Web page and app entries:
● ● ● ● ● ● ●
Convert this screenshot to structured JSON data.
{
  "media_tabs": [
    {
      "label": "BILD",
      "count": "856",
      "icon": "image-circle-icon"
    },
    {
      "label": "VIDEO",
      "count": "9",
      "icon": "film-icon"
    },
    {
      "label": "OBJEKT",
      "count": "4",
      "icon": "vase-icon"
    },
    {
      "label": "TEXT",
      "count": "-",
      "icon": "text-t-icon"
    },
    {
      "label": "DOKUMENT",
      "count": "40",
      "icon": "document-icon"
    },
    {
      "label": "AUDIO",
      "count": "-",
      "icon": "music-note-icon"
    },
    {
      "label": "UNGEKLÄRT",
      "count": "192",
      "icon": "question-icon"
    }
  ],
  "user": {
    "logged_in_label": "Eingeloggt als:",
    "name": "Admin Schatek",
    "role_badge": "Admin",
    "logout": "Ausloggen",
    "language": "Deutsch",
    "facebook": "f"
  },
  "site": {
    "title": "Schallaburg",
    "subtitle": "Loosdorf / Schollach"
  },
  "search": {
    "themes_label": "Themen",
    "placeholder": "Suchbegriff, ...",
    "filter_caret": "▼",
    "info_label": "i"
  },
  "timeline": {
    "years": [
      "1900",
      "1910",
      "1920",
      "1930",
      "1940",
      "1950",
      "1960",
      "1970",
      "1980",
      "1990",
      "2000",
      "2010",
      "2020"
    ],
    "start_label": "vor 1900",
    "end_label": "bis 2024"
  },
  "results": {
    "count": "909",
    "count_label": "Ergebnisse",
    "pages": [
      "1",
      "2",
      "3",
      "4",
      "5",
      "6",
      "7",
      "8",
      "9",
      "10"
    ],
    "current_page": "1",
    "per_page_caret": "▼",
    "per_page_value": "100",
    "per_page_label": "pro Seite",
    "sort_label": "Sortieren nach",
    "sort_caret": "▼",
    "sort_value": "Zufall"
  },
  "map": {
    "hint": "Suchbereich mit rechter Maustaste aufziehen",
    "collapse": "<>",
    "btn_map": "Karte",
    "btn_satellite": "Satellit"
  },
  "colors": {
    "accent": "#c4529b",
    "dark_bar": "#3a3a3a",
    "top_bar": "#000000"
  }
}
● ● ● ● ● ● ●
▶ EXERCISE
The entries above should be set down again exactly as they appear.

▶ SOLUTION FOR THIS TASK
Convert this screenshot to structured JSON data.
{
  "media_tabs": [
    {
      "label": "BILD",
      "count": "856",
      "icon": "image-circle-icon"
    },
    {
      "label": "VIDEO",
      "count": "9",
      "icon": "film-icon"
    },
    {
      "label": "OBJEKT",
      "count": "4",
      "icon": "vase-icon"
    },
    {
      "label": "TEXT",
      "count": "-",
      "icon": "text-t-icon"
    },
    {
      "label": "DOKUMENT",
      "count": "40",
      "icon": "document-icon"
    },
    {
      "label": "AUDIO",
      "count": "-",
      "icon": "music-note-icon"
    },
    {
      "label": "UNGEKLÄRT",
      "count": "192",
      "icon": "question-icon"
    }
  ],
  "user": {
    "logged_in_label": "Eingeloggt als:",
    "name": "Admin Schatek",
    "role_badge": "Admin",
    "logout": "Ausloggen",
    "language": "Deutsch",
    "facebook": "f"
  },
  "site": {
    "title": "Schallaburg",
    "subtitle": "Loosdorf / Schollach"
  },
  "search": {
    "themes_label": "Themen",
    "placeholder": "Suchbegriff, ...",
    "filter_caret": "▼",
    "info_label": "i"
  },
  "timeline": {
    "years": [
      "1900",
      "1910",
      "1920",
      "1930",
      "1940",
      "1950",
      "1960",
      "1970",
      "1980",
      "1990",
      "2000",
      "2010",
      "2020"
    ],
    "start_label": "vor 1900",
    "end_label": "bis 2024"
  },
  "results": {
    "count": "909",
    "count_label": "Ergebnisse",
    "pages": [
      "1",
      "2",
      "3",
      "4",
      "5",
      "6",
      "7",
      "8",
      "9",
      "10"
    ],
    "current_page": "1",
    "per_page_caret": "▼",
    "per_page_value": "100",
    "per_page_label": "pro Seite",
    "sort_label": "Sortieren nach",
    "sort_caret": "▼",
    "sort_value": "Zufall"
  },
  "map": {
    "hint": "Suchbereich mit rechter Maustaste aufziehen",
    "collapse": "<>",
    "btn_map": "Karte",
    "btn_satellite": "Satellit"
  },
  "colors": {
    "accent": "#c4529b",
    "dark_bar": "#3a3a3a",
    "top_bar": "#000000"
  }
}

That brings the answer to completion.